Element data from apps and pages

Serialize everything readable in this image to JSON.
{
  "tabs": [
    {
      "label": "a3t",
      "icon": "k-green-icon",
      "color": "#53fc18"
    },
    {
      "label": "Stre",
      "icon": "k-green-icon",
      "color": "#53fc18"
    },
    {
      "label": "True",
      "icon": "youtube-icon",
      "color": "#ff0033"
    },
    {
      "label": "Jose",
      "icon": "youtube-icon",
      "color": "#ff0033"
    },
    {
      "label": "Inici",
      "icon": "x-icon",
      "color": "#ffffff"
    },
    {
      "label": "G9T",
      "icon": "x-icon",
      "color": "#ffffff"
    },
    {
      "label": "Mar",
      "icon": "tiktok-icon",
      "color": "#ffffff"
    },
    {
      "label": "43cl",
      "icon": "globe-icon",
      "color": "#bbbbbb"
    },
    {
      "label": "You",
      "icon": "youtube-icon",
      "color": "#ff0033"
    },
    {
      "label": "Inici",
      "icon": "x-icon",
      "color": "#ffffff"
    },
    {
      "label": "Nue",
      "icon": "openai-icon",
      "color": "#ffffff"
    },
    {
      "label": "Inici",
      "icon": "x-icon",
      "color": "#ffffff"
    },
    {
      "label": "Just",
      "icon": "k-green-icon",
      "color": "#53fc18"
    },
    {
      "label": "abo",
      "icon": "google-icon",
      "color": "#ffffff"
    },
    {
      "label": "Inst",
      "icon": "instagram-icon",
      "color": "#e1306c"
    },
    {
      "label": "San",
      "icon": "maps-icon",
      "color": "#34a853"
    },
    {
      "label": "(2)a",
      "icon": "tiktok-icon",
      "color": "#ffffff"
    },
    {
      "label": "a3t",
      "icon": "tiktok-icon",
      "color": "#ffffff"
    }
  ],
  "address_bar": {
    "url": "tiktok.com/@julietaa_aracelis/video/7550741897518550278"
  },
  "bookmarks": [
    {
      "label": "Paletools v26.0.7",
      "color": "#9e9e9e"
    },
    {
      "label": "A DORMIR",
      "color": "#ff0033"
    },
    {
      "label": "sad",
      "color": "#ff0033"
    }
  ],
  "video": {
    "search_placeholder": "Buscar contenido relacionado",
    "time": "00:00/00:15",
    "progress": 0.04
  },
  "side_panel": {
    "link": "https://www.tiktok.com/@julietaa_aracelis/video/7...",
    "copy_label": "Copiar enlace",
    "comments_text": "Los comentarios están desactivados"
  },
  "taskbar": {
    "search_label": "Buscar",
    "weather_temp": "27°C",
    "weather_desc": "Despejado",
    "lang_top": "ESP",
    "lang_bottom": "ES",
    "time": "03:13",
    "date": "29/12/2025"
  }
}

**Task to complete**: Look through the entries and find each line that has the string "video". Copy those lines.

**Task answer**:
    "url": "tiktok.com/@julietaa_aracelis/video/7550741897518550278"
  "video": {
    "link": "https://www.tiktok.com/@julietaa_aracelis/video/7...",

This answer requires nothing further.